Currently, the diagnosis of ME/CFS is largely based on self-report measures and the exclusion of other medical conditions. A lack of a biomarker leaves the door open for misunderstanding and misdiagnosis, which is particularly disheartening when we consider the debilitating nature of ME/CFS.
So much research yet no biomarker
A recent systematic review analysed 101 studies related to potential biomarkers, and demonstrated extensive evidence suggesting genetic abnormalities, immune dysfunction and neurological changes in individuals with ME/CFS compared with healthy controls. However, despite this evidence, none of the studies were able to identify a biomarker. Whilst noting biological differences is a necessary first step, this is not the only requirement in identifying a biomarker, as will be discussed later.
The systematic review identified that there were fewer than 45 patients on average per study. A small sample may not accurately represent a larger population, and the results are more susceptible to being skewed by outliers or random fluctuations. Most of the studies only required patients to fulfil the Fukuda criteria. This set of criteria has been criticised for not requiring individuals to have post-exertional malaise (PEM), which is now recognised as a cardinal feature of ME/CFS, and for being too broad and therefore risking the inclusion of patients with other illnesses.
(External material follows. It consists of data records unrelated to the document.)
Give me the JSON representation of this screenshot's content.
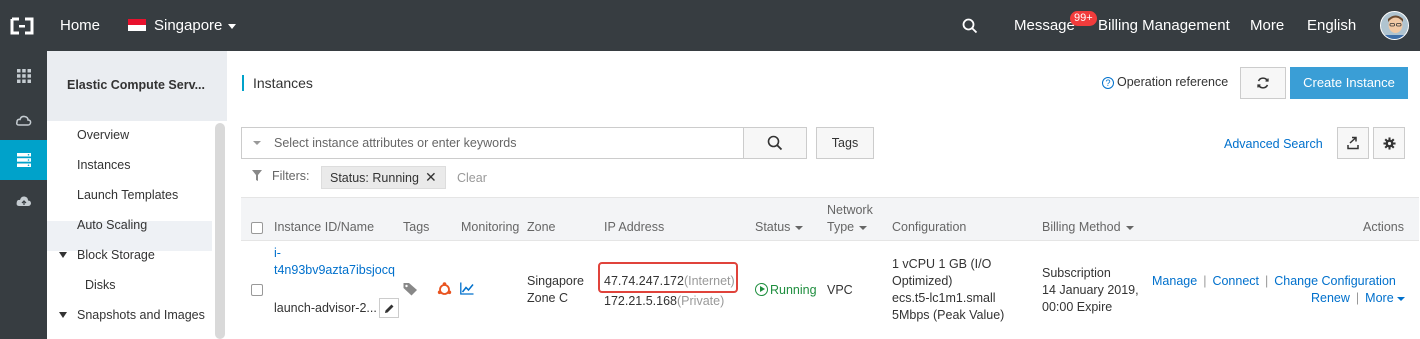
{
  "topbar": {
    "home": "Home",
    "region": "Singapore",
    "message": "Message",
    "message_badge": "99+",
    "billing": "Billing Management",
    "more": "More",
    "language": "English"
  },
  "sidebar": {
    "title": "Elastic Compute Serv...",
    "items": [
      {
        "label": "Overview"
      },
      {
        "label": "Instances"
      },
      {
        "label": "Launch Templates"
      },
      {
        "label": "Auto Scaling"
      },
      {
        "label": "Block Storage"
      },
      {
        "label": "Disks"
      },
      {
        "label": "Snapshots and Images"
      }
    ]
  },
  "main": {
    "title": "Instances",
    "operation_reference": "Operation reference",
    "create_instance": "Create Instance",
    "search_placeholder": "Select instance attributes or enter keywords",
    "tags_button": "Tags",
    "advanced_search": "Advanced Search",
    "filters_label": "Filters:",
    "filter_chip": "Status: Running",
    "clear": "Clear"
  },
  "table": {
    "headers": {
      "instance": "Instance ID/Name",
      "tags": "Tags",
      "monitoring": "Monitoring",
      "zone": "Zone",
      "ip": "IP Address",
      "status": "Status",
      "network_type_1": "Network",
      "network_type_2": "Type",
      "configuration": "Configuration",
      "billing": "Billing Method",
      "actions": "Actions"
    },
    "row": {
      "id_line1": "i-",
      "id_line2": "t4n93bv9azta7ibsjocq",
      "name": "launch-advisor-2...",
      "zone_1": "Singapore",
      "zone_2": "Zone C",
      "ip_public": "47.74.247.172",
      "ip_public_tag": "(Internet)",
      "ip_private": "172.21.5.168",
      "ip_private_tag": "(Private)",
      "status": "Running",
      "network_type": "VPC",
      "config_1": "1 vCPU 1 GB (I/O",
      "config_2": "Optimized)",
      "config_3": "ecs.t5-lc1m1.small",
      "config_4": "5Mbps (Peak Value)",
      "billing_1": "Subscription",
      "billing_2": "14 January 2019,",
      "billing_3": "00:00 Expire",
      "actions": {
        "manage": "Manage",
        "connect": "Connect",
        "change_config": "Change Configuration",
        "renew": "Renew",
        "more": "More"
      }
    }
  },
  "colors": {
    "topbar": "#373d41",
    "accent": "#00a2ca",
    "primary_button": "#3a9ed6",
    "link": "#0070cc",
    "running": "#1e8e3e",
    "highlight": "#e0433b"
  }
}
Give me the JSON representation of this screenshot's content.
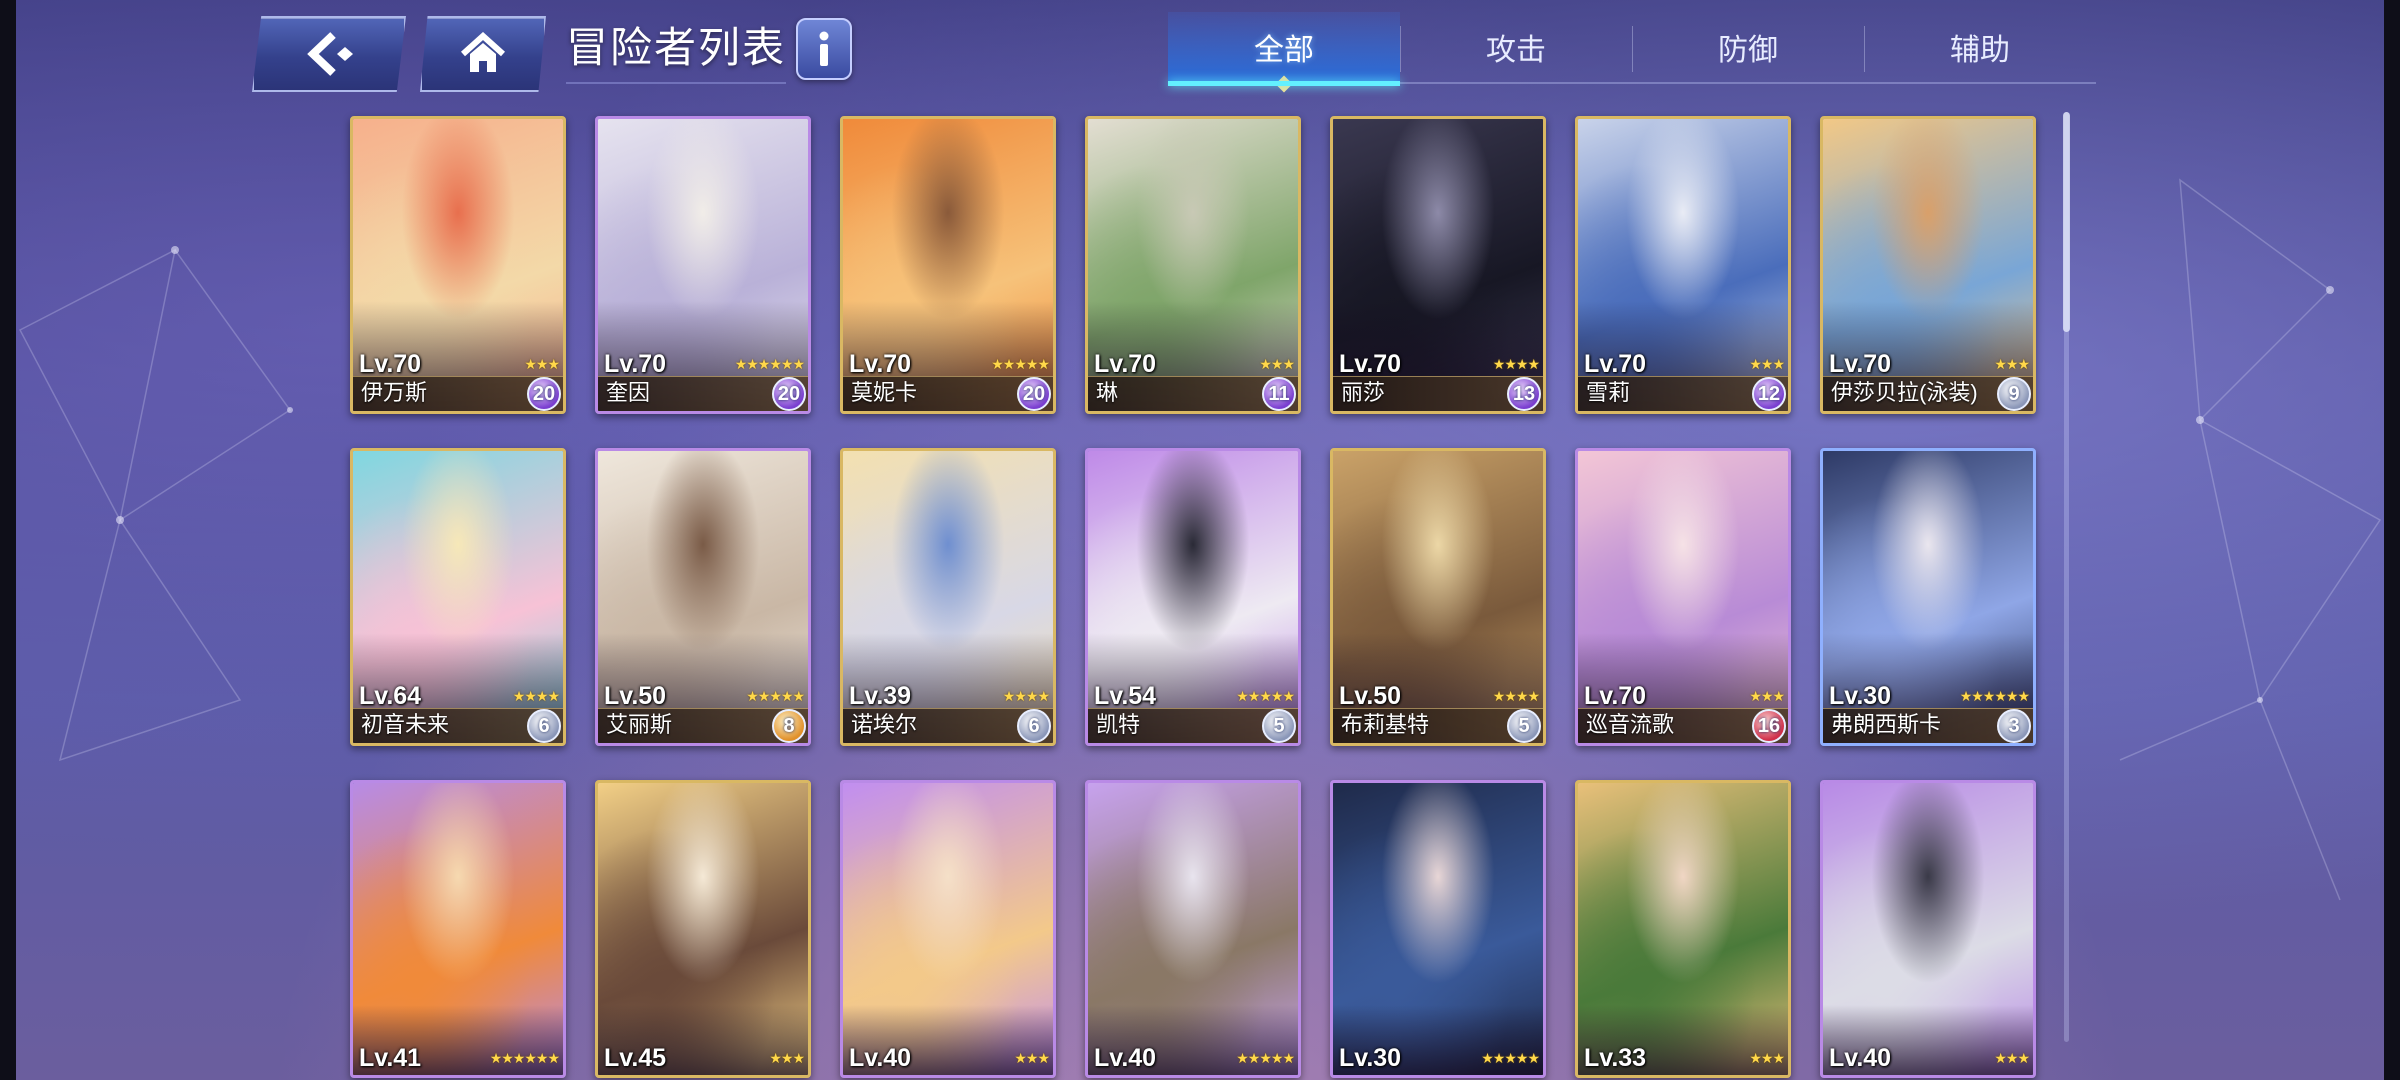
{
  "header": {
    "title": "冒险者列表",
    "back_icon": "back-arrow-icon",
    "home_icon": "home-icon",
    "info_icon": "info-icon"
  },
  "tabs": [
    {
      "label": "全部",
      "active": true
    },
    {
      "label": "攻击",
      "active": false
    },
    {
      "label": "防御",
      "active": false
    },
    {
      "label": "辅助",
      "active": false
    }
  ],
  "colors": {
    "gold_frame": "#d9b863",
    "purple_frame": "#b98ae6",
    "active_tab": "#2a6ee0",
    "accent_cyan": "#63f0ff"
  },
  "cards": [
    {
      "level": "Lv.70",
      "name": "伊万斯",
      "stars": "★★★",
      "badge": "20",
      "frame": "gold",
      "badge_color": "purple",
      "art": [
        "#f6b08c",
        "#f3d9a8",
        "#e86f4e"
      ]
    },
    {
      "level": "Lv.70",
      "name": "奎因",
      "stars": "★★★★★★",
      "badge": "20",
      "frame": "purple",
      "badge_color": "purple",
      "art": [
        "#e6e3ef",
        "#b9b1d8",
        "#f1ede8"
      ]
    },
    {
      "level": "Lv.70",
      "name": "莫妮卡",
      "stars": "★★★★★",
      "badge": "20",
      "frame": "gold",
      "badge_color": "purple",
      "art": [
        "#f08a3a",
        "#f6c27a",
        "#8a5a3a"
      ]
    },
    {
      "level": "Lv.70",
      "name": "琳",
      "stars": "★★★",
      "badge": "11",
      "frame": "gold",
      "badge_color": "purple",
      "art": [
        "#e3ded2",
        "#7fa56a",
        "#c8c9b5"
      ]
    },
    {
      "level": "Lv.70",
      "name": "丽莎",
      "stars": "★★★★",
      "badge": "13",
      "frame": "gold",
      "badge_color": "purple",
      "art": [
        "#3a3850",
        "#171724",
        "#8d8aa8"
      ]
    },
    {
      "level": "Lv.70",
      "name": "雪莉",
      "stars": "★★★",
      "badge": "12",
      "frame": "gold",
      "badge_color": "purple",
      "art": [
        "#c9d3ea",
        "#4a6dbb",
        "#e9ecf5"
      ]
    },
    {
      "level": "Lv.70",
      "name": "伊莎贝拉(泳装)",
      "stars": "★★★",
      "badge": "9",
      "frame": "gold",
      "badge_color": "gray",
      "art": [
        "#f2c886",
        "#79a6d6",
        "#d9a06a"
      ]
    },
    {
      "level": "Lv.64",
      "name": "初音未来",
      "stars": "★★★★",
      "badge": "6",
      "frame": "gold",
      "badge_color": "gray",
      "art": [
        "#7fd7e0",
        "#f7c2d6",
        "#f6e8b8"
      ]
    },
    {
      "level": "Lv.50",
      "name": "艾丽斯",
      "stars": "★★★★★",
      "badge": "8",
      "frame": "purple",
      "badge_color": "orange",
      "art": [
        "#efe7dc",
        "#c9b7a5",
        "#7a5b47"
      ]
    },
    {
      "level": "Lv.39",
      "name": "诺埃尔",
      "stars": "★★★★",
      "badge": "6",
      "frame": "gold",
      "badge_color": "gray",
      "art": [
        "#f3e0b0",
        "#d8d8e6",
        "#6f8fd0"
      ]
    },
    {
      "level": "Lv.54",
      "name": "凯特",
      "stars": "★★★★★",
      "badge": "5",
      "frame": "purple",
      "badge_color": "gray",
      "art": [
        "#bf8ae8",
        "#eeeaf2",
        "#2a2a36"
      ]
    },
    {
      "level": "Lv.50",
      "name": "布莉基特",
      "stars": "★★★★",
      "badge": "5",
      "frame": "gold",
      "badge_color": "gray",
      "art": [
        "#caa268",
        "#7a5a3c",
        "#ecd7a6"
      ]
    },
    {
      "level": "Lv.70",
      "name": "巡音流歌",
      "stars": "★★★",
      "badge": "16",
      "frame": "purple",
      "badge_color": "red",
      "art": [
        "#f3c6d6",
        "#b88bd6",
        "#f6e2e6"
      ]
    },
    {
      "level": "Lv.30",
      "name": "弗朗西斯卡",
      "stars": "★★★★★★",
      "badge": "3",
      "frame": "blue",
      "badge_color": "gray",
      "art": [
        "#2e3a66",
        "#8fa6e6",
        "#eae6ee"
      ]
    },
    {
      "level": "Lv.41",
      "name": "",
      "stars": "★★★★★★",
      "badge": "",
      "frame": "purple",
      "badge_color": "",
      "art": [
        "#b78be6",
        "#f08a3a",
        "#f6d9b0"
      ]
    },
    {
      "level": "Lv.45",
      "name": "",
      "stars": "★★★",
      "badge": "",
      "frame": "gold",
      "badge_color": "",
      "art": [
        "#f2cf86",
        "#6a4a3a",
        "#f5e9d6"
      ]
    },
    {
      "level": "Lv.40",
      "name": "",
      "stars": "★★★",
      "badge": "",
      "frame": "purple",
      "badge_color": "",
      "art": [
        "#c18ef0",
        "#f3c98a",
        "#f5e0c8"
      ]
    },
    {
      "level": "Lv.40",
      "name": "",
      "stars": "★★★★★",
      "badge": "",
      "frame": "purple",
      "badge_color": "",
      "art": [
        "#c7a2ee",
        "#8a7866",
        "#e8e4ee"
      ]
    },
    {
      "level": "Lv.30",
      "name": "",
      "stars": "★★★★★",
      "badge": "",
      "frame": "purple",
      "badge_color": "",
      "art": [
        "#1f2a4a",
        "#3a5a9a",
        "#e8d6d6"
      ]
    },
    {
      "level": "Lv.33",
      "name": "",
      "stars": "★★★",
      "badge": "",
      "frame": "gold",
      "badge_color": "",
      "art": [
        "#e9c07a",
        "#4a7a3a",
        "#f0d6c4"
      ]
    },
    {
      "level": "Lv.40",
      "name": "",
      "stars": "★★★",
      "badge": "",
      "frame": "purple",
      "badge_color": "",
      "art": [
        "#b88ae6",
        "#dcdce6",
        "#3a3a48"
      ]
    }
  ]
}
What makes a good biomarker?
Potential biomarkers can take on different forms depending on the type of information they provide. For example, a blood or tissue sample can provide information about specific proteins or cells, whereas imaging techniques can provide a visual representation of anatomical abnormalities. Ideally, a diagnostic biomarker should have the following characteristics.
A good biomarker should be sensitive to the disease it intends to identify. This means it should correctly detect the disease in those in whom the disease is present, minimising false negatives. Therefore, if you had a room of patients with ME/CFS and individuals without ME/CFS, ideally all the patients with ME/CFS should test positive with a highly sensitive biomarker.
A good biomarker should be specific to the disease it intends to identify. This means it should be able to correctly rule out those who do not have the disease, minimising false positives. Therefore, if you had a room of patients with ME/CFS and individuals without ME/CFS, ideally all those without ME/CFS should test negative with a highly specific biomarker. There is often a trade-off between sensitivity and specificity, whereby increasing sensitivity decreases specificity and vice versa.
Reliability and reproducibility
With a reliable biomarker we would expect to consistently get similar results each time, regardless of whether multiple tests are carried out. Results should also be reproducible, meaning that if the tests are carried out by different laboratories/centres we would also expect to get similar results. Essentially a patient should not test positive for ME/CFS one day and test negative the next day; neither should their results be drastically affected by the location of testing, or the equipment used.
Non-invasive or minimally invasive
Non-invasive biomarkers are those that can be measured or detected without the need for physical interventions or invasive procedures. Examples include breath and urine biomarkers. The systematic review referred to earlier noted that the majority (79.2%) of potential biomarkers were blood-based. A blood biomarker can be considered minimally invasive compared to biomarkers measured through more invasive procedures involving surgery and tissue biopsy. Generally, less invasive methods are more cost effective and have reduced patient discomfort and risk of complications, so patients are more likely to comply with testing.
A good diagnostic biomarker should be easy to measure and provide medically useful information. Simply having a way of diagnosing ME/CFS quickly and with accuracy would be helpful both to clinicians and those who are affected by the illness. It would be even more helpful if future ME/CFS biomarkers were able to differentiate between different phenotypes (disease presentations) and allude to the severity of illness. This could help contextualise responsiveness to any treatments in development.
Despite numerous studies, there is not yet an ME/CFS biomarker which meets the above standards. Additionally, there is a desperate need for large-scale studies to validate findings.
Life with ME/CFS can be incredibly isolating because it is considered to be an ‘invisible’ condition as the debilitating nature of the disease is not immediately apparent. Unfortunately, this leads to disbelief, misunderstanding and stigma, and subsequently a reduction in support and accommodations.
Through providing clinical evidence of disease, a diagnostic biomarker would make it more likely that patients’ experiences of ME/CFS are validated and that they receive appropriate support. Furthermore, the identification of a biomarker could increase interest in ME/CFS leading to increased research funding and likelihood of development of targeted treatments.